• _RECORDS_

++++

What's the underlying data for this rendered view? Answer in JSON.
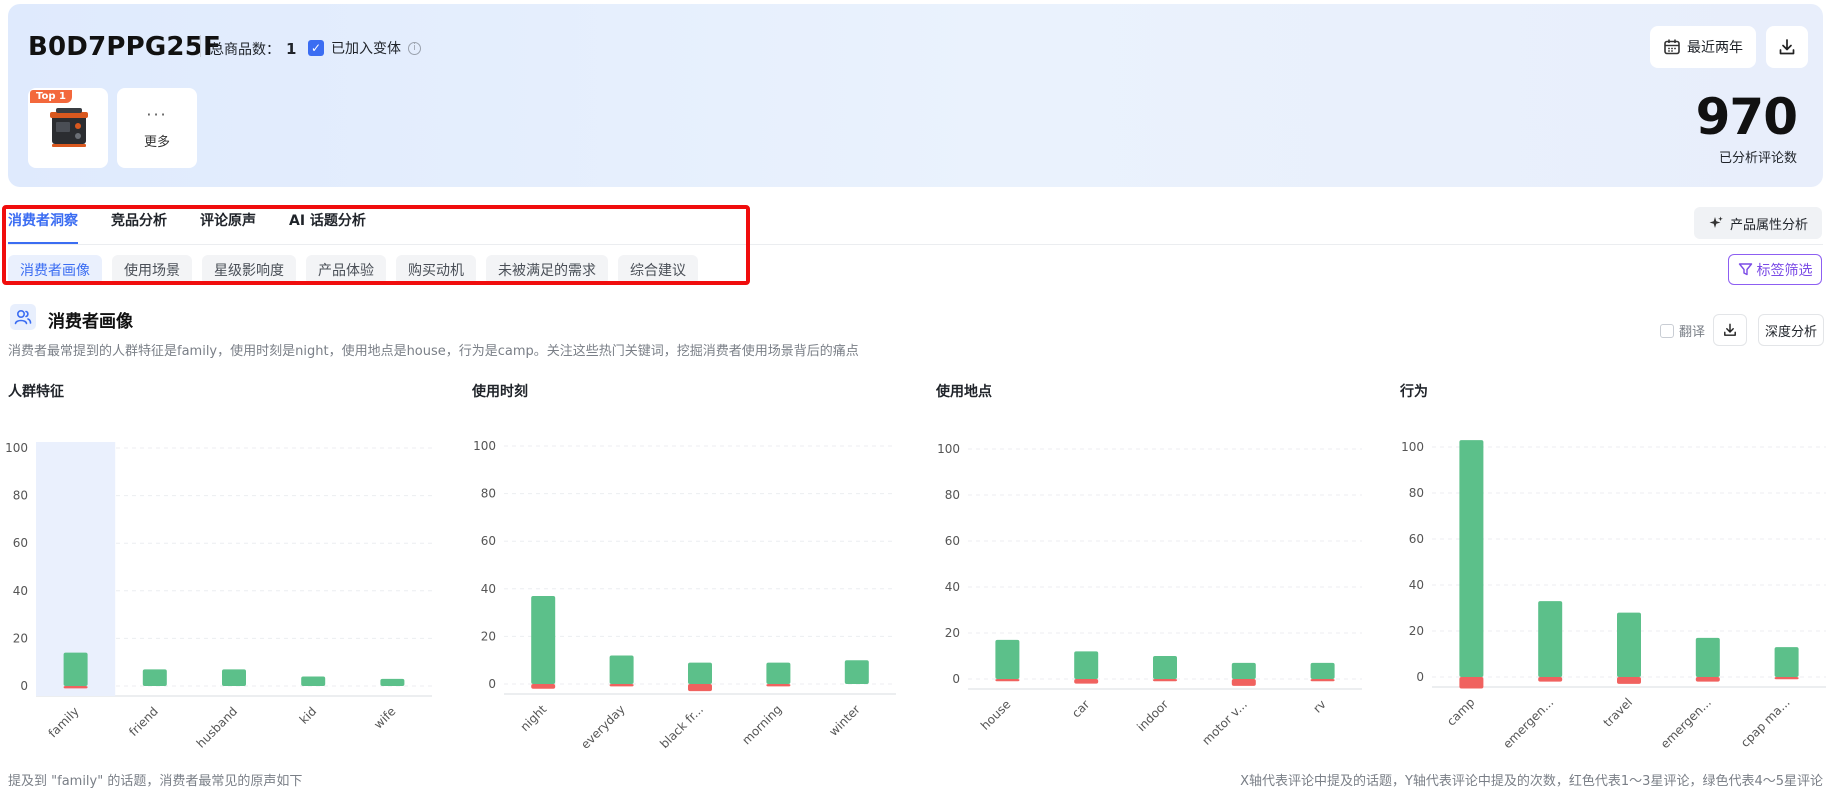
{
  "header": {
    "asin": "B0D7PPG25F",
    "total_label": "总商品数：",
    "total_value": "1",
    "variant_label": "已加入变体",
    "variant_check": "✓",
    "info_glyph": "i",
    "top_badge": "Top 1",
    "more_dots": "···",
    "more_label": "更多",
    "date_label": "最近两年",
    "review_count": "970",
    "review_count_label": "已分析评论数",
    "icons": [
      "calendar-icon",
      "download-icon",
      "info-icon"
    ]
  },
  "tabs": [
    {
      "label": "消费者洞察",
      "active": true
    },
    {
      "label": "竞品分析",
      "active": false
    },
    {
      "label": "评论原声",
      "active": false
    },
    {
      "label": "AI 话题分析",
      "active": false
    }
  ],
  "attr_button": "产品属性分析",
  "subtabs": [
    {
      "label": "消费者画像",
      "active": true
    },
    {
      "label": "使用场景",
      "active": false
    },
    {
      "label": "星级影响度",
      "active": false
    },
    {
      "label": "产品体验",
      "active": false
    },
    {
      "label": "购买动机",
      "active": false
    },
    {
      "label": "未被满足的需求",
      "active": false
    },
    {
      "label": "综合建议",
      "active": false
    }
  ],
  "filter_button": "标签筛选",
  "section": {
    "title": "消费者画像",
    "description": "消费者最常提到的人群特征是family，使用时刻是night，使用地点是house，行为是camp。关注这些热门关键词，挖掘消费者使用场景背后的痛点",
    "translate_label": "翻译",
    "deep_button": "深度分析"
  },
  "colors": {
    "positive": "#5cc08a",
    "negative": "#f0625f",
    "accent": "#3b6df2",
    "highlight": "#eaf0fd"
  },
  "chart_data": [
    {
      "type": "bar",
      "title": "人群特征",
      "categories": [
        "family",
        "friend",
        "husband",
        "kid",
        "wife"
      ],
      "series": [
        {
          "name": "红色代表1～3星评论",
          "values": [
            1,
            0,
            0,
            0,
            0
          ]
        },
        {
          "name": "绿色代表4～5星评论",
          "values": [
            14,
            7,
            7,
            4,
            3
          ]
        }
      ],
      "highlighted": "family",
      "ylim": [
        0,
        100
      ],
      "yticks": [
        0,
        20,
        40,
        60,
        80,
        100
      ]
    },
    {
      "type": "bar",
      "title": "使用时刻",
      "categories": [
        "night",
        "everyday",
        "black fr...",
        "morning",
        "winter"
      ],
      "series": [
        {
          "name": "红色代表1～3星评论",
          "values": [
            2,
            1,
            3,
            1,
            0
          ]
        },
        {
          "name": "绿色代表4～5星评论",
          "values": [
            37,
            12,
            9,
            9,
            10
          ]
        }
      ],
      "ylim": [
        0,
        100
      ],
      "yticks": [
        0,
        20,
        40,
        60,
        80,
        100
      ]
    },
    {
      "type": "bar",
      "title": "使用地点",
      "categories": [
        "house",
        "car",
        "indoor",
        "motor v...",
        "rv"
      ],
      "series": [
        {
          "name": "红色代表1～3星评论",
          "values": [
            1,
            2,
            1,
            3,
            1
          ]
        },
        {
          "name": "绿色代表4～5星评论",
          "values": [
            17,
            12,
            10,
            7,
            7
          ]
        }
      ],
      "ylim": [
        0,
        100
      ],
      "yticks": [
        0,
        20,
        40,
        60,
        80,
        100
      ]
    },
    {
      "type": "bar",
      "title": "行为",
      "categories": [
        "camp",
        "emergen...",
        "travel",
        "emergen...",
        "cpap ma..."
      ],
      "series": [
        {
          "name": "红色代表1～3星评论",
          "values": [
            5,
            2,
            3,
            2,
            1
          ]
        },
        {
          "name": "绿色代表4～5星评论",
          "values": [
            103,
            33,
            28,
            17,
            13
          ]
        }
      ],
      "ylim": [
        0,
        100
      ],
      "yticks": [
        0,
        20,
        40,
        60,
        80,
        100
      ]
    }
  ],
  "footer": {
    "left": "提及到 \"family\" 的话题，消费者最常见的原声如下",
    "right": "X轴代表评论中提及的话题，Y轴代表评论中提及的次数，红色代表1～3星评论，绿色代表4～5星评论"
  }
}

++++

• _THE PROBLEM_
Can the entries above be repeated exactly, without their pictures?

• _WRITTEN SOLUTION_
What's the underlying data for this rendered view? Answer in JSON.
{
  "header": {
    "asin": "B0D7PPG25F",
    "total_label": "总商品数：",
    "total_value": "1",
    "variant_label": "已加入变体",
    "variant_check": "✓",
    "info_glyph": "i",
    "top_badge": "Top 1",
    "more_dots": "···",
    "more_label": "更多",
    "date_label": "最近两年",
    "review_count": "970",
    "review_count_label": "已分析评论数",
    "icons": [
      "calendar-icon",
      "download-icon",
      "info-icon"
    ]
  },
  "tabs": [
    {
      "label": "消费者洞察",
      "active": true
    },
    {
      "label": "竞品分析",
      "active": false
    },
    {
      "label": "评论原声",
      "active": false
    },
    {
      "label": "AI 话题分析",
      "active": false
    }
  ],
  "attr_button": "产品属性分析",
  "subtabs": [
    {
      "label": "消费者画像",
      "active": true
    },
    {
      "label": "使用场景",
      "active": false
    },
    {
      "label": "星级影响度",
      "active": false
    },
    {
      "label": "产品体验",
      "active": false
    },
    {
      "label": "购买动机",
      "active": false
    },
    {
      "label": "未被满足的需求",
      "active": false
    },
    {
      "label": "综合建议",
      "active": false
    }
  ],
  "filter_button": "标签筛选",
  "section": {
    "title": "消费者画像",
    "description": "消费者最常提到的人群特征是family，使用时刻是night，使用地点是house，行为是camp。关注这些热门关键词，挖掘消费者使用场景背后的痛点",
    "translate_label": "翻译",
    "deep_button": "深度分析"
  },
  "colors": {
    "positive": "#5cc08a",
    "negative": "#f0625f",
    "accent": "#3b6df2",
    "highlight": "#eaf0fd"
  },
  "chart_data": [
    {
      "type": "bar",
      "title": "人群特征",
      "categories": [
        "family",
        "friend",
        "husband",
        "kid",
        "wife"
      ],
      "series": [
        {
          "name": "红色代表1～3星评论",
          "values": [
            1,
            0,
            0,
            0,
            0
          ]
        },
        {
          "name": "绿色代表4～5星评论",
          "values": [
            14,
            7,
            7,
            4,
            3
          ]
        }
      ],
      "highlighted": "family",
      "ylim": [
        0,
        100
      ],
      "yticks": [
        0,
        20,
        40,
        60,
        80,
        100
      ]
    },
    {
      "type": "bar",
      "title": "使用时刻",
      "categories": [
        "night",
        "everyday",
        "black fr...",
        "morning",
        "winter"
      ],
      "series": [
        {
          "name": "红色代表1～3星评论",
          "values": [
            2,
            1,
            3,
            1,
            0
          ]
        },
        {
          "name": "绿色代表4～5星评论",
          "values": [
            37,
            12,
            9,
            9,
            10
          ]
        }
      ],
      "ylim": [
        0,
        100
      ],
      "yticks": [
        0,
        20,
        40,
        60,
        80,
        100
      ]
    },
    {
      "type": "bar",
      "title": "使用地点",
      "categories": [
        "house",
        "car",
        "indoor",
        "motor v...",
        "rv"
      ],
      "series": [
        {
          "name": "红色代表1～3星评论",
          "values": [
            1,
            2,
            1,
            3,
            1
          ]
        },
        {
          "name": "绿色代表4～5星评论",
          "values": [
            17,
            12,
            10,
            7,
            7
          ]
        }
      ],
      "ylim": [
        0,
        100
      ],
      "yticks": [
        0,
        20,
        40,
        60,
        80,
        100
      ]
    },
    {
      "type": "bar",
      "title": "行为",
      "categories": [
        "camp",
        "emergen...",
        "travel",
        "emergen...",
        "cpap ma..."
      ],
      "series": [
        {
          "name": "红色代表1～3星评论",
          "values": [
            5,
            2,
            3,
            2,
            1
          ]
        },
        {
          "name": "绿色代表4～5星评论",
          "values": [
            103,
            33,
            28,
            17,
            13
          ]
        }
      ],
      "ylim": [
        0,
        100
      ],
      "yticks": [
        0,
        20,
        40,
        60,
        80,
        100
      ]
    }
  ],
  "footer": {
    "left": "提及到 \"family\" 的话题，消费者最常见的原声如下",
    "right": "X轴代表评论中提及的话题，Y轴代表评论中提及的次数，红色代表1～3星评论，绿色代表4～5星评论"
  }
}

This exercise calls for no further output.